Six questions this week, but some of them have short answers. Use the Submit A Tip box in the sidebar to send us any questions or links or anything else during the week.
Cashman and Hal reportedly have a great working relationship, but who really knows how things are behind the scenes. I would be surprised if Cashman — or Joe Girardi, for that matter — was essentially made the scapegoat and fired at some point this year. I don’t think Hal really cares about the public pressure and frankly no owner should when it comes to on-field matters. How many times have we wanted people fired over the years? If the owner acknowledged public pressure there would be a new manager every other week. Cashman could be fired if the team plays poorly, it could definitely happen, but it would surprise me.
My standard answer to the “what happens to everyone when so and so gets healthy” question is let’s wait to see everyone involved actually be healthy at the same time before we worry about it. I think that is especially true with the Derek Jeter/Eduardo Nunez and Kevin Youkilis/Alex Rodriguez situations. Worry about who plays when and where when the time comes.
Now, for the sake of argument, let’s assume Granderson returns as expected in early-May and everyone else in the outfield picture is healthy as well. The obvious move to free up a roster spot would be optioning Brennan Boesch down to Triple-A, replacing one lefty bat with another. That’s the easy part. After that, I think it depends entirely on who is playing well at the time.
Obviously Granderson will step right back into the lineup, but if Ichiro continues to not hit while Wells continues to produce, I do think Ichiro will wind up on the bench more often than not. If the roles are reverse when Grandy is ready, then I think Wells would sit. I don’t really see Brett Gardner being in danger of losing playing time. I think Girardi is just going to ride the hot hand, which is fine by me.
Mike asks: What is going to happen with the impending minor league catcher backlog? Eventually Gary Sanchez will be promoted to AA but that will take away time from J.R. Murphy who can’t move to AAA due to Austin Romine needing to play everyday. Who is most likely to be trade bait?
I don’t think there is much of a backlog, really. I think both Murphy and Sanchez will get promoted at midseason, and then Romine and Murphy will simply share catcher/DH duties for the second half in Triple-A. The Yankees have done that plenty of times before with their catchers, specifically Romine and Jesus Montero.

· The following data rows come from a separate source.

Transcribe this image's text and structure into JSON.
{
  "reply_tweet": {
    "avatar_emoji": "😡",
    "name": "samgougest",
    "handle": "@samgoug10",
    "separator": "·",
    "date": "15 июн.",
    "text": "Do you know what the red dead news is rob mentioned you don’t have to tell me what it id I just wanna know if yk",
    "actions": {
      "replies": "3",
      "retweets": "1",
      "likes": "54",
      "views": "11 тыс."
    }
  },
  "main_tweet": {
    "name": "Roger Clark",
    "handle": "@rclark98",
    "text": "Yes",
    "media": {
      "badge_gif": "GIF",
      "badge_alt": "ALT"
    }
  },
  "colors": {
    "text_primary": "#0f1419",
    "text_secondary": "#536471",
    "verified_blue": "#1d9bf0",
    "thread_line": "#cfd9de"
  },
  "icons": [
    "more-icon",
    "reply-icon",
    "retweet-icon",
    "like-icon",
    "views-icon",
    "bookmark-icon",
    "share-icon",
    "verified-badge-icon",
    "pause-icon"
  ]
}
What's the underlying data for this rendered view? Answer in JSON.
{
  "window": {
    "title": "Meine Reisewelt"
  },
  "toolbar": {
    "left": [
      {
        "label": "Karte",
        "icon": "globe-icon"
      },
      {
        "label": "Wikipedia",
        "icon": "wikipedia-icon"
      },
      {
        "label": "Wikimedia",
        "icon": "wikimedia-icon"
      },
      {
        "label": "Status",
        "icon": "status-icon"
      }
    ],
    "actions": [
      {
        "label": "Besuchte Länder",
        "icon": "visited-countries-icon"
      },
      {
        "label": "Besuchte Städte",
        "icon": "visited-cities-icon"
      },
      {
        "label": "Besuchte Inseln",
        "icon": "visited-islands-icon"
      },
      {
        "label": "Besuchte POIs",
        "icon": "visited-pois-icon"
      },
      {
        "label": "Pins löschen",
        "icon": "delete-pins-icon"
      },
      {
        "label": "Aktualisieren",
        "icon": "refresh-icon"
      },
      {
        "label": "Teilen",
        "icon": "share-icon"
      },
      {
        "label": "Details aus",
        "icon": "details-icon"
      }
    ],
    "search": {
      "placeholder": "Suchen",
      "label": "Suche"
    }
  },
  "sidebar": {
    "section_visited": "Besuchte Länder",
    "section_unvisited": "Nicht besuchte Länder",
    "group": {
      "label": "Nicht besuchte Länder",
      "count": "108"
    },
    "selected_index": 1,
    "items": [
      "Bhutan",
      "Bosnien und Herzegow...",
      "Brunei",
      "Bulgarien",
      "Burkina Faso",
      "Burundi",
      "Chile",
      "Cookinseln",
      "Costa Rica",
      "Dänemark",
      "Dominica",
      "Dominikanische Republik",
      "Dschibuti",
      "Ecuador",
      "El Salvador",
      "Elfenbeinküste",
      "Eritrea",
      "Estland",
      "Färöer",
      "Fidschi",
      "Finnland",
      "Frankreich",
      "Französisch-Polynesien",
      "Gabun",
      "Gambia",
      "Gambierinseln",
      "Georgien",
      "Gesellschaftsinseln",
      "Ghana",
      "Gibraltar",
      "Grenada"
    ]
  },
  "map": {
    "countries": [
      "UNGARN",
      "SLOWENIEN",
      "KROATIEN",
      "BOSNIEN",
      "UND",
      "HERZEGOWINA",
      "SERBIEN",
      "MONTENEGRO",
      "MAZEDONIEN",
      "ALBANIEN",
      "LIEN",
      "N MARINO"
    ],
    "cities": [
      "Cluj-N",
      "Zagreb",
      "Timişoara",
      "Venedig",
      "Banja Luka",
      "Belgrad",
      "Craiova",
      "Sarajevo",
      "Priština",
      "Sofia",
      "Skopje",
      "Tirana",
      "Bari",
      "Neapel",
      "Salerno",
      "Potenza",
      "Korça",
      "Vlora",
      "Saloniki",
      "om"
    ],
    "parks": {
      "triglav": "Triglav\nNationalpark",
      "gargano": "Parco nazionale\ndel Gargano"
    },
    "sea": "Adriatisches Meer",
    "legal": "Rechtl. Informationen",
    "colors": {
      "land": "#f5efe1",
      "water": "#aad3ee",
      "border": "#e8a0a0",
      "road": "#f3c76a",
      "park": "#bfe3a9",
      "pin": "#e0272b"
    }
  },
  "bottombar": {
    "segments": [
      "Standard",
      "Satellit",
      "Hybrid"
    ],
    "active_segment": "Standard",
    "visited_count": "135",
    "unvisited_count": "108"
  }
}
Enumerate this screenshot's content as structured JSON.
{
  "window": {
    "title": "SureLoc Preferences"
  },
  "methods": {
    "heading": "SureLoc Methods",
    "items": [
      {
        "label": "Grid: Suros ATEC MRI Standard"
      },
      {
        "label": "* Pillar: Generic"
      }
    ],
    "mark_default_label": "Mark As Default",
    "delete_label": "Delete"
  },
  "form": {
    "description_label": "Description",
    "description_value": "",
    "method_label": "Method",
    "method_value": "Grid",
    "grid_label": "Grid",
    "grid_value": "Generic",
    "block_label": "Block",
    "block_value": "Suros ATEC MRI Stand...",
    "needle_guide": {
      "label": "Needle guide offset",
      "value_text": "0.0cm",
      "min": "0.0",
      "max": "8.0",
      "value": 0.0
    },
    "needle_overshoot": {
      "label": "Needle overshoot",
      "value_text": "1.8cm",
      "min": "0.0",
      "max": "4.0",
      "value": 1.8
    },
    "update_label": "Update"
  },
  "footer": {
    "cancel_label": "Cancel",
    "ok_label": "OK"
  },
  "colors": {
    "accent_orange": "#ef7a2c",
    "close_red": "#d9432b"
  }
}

I think Murphy and Sanchez even did it at one point as well.
I wouldn’t worry too much about playing time, all of these guys are high priority players in that sense. They’ll figure out a way to make sure they all get regular at-bats and enough time behind the plate. I suppose it’s not out of the question that Romine replaces Chris Stewart as the backup catcher later in the season (as part of the chain of promotions), but that would surprise me. The Yankees are enamored with Stewart for whatever reason. Anyway, as these things tend to do, it’ll work itself out. Don’t worry. Too many catchers is a good thing.
Mikey asks: Even though it’s early in the season, do you think the Yankees would be hesitant to make an upgrade over Lyle Overbay?
No, I don’t. I also don’t think it’s a huge priority right now. Mark Teixeira could be cleared to swing a bat today and begin playing Extended Spring Training games within two weeks. Overbay has been pretty awful with the bat but he has played well on defense. So yeah, I do think the Yankees would be willing to acquire a temporary first base upgrade, but I also don’t think they’re actively shopping for help at the position. If someone hits waivers or something, then they might pounce.
Anonymous asks: Not that the Yankees would trade him, but does Andy Pettitte have ten-and-five rights? Did his year off in 2011 reset the five-year clock?
The rulebook says ten-and-five no-trade provisions kick in “provided the player has spent the last five years with his current team,” so I guess that means the year off does reset the five-year portion of the criteria. It doesn’t say anything about the five years being continuous though, so I guess it’s open to interpretation. Pettitte and his agents would argue he has ten-and-five rights while the team would argue against them. Like you said though, the Yankees aren’t trading Pettitte. If they suck this year, he’ll go down with the ship.
Jacob asks: Given the Robinson Cano situation, when was the last time the Yankees traded away a homegrown star that was clearly their best player because they were out of the playoff race?
Forget homegrown and out of the playoff race, when was the last time the Yankees traded away their best player period? The only example I can come up with is Rickey Henderson in 1989. He piled up 3.5 bWAR in 65 games before being traded that June while the team leader ended up being Steve Sax with 4.4 bWAR (in 158 games). There was some animosity between Rickey and George Steinbrenner at the time, which led to the trade.
Other than that, I can’t think of an instance where the Yankees traded their best player. Gary Sheffield and Roberto Kelly weren’t the team’s best player at the time of their trades, and neither was Bobby Murcer back in 1974. Maybe I’m forgetting someone obvious, but I think the point stands: the Yankees aren’t in the business of trading their best players. They’re in the business of acquiring other teams’ best players. I fully expect them to work out some kind of monster extension with Cano this summer and make the whole thing moot.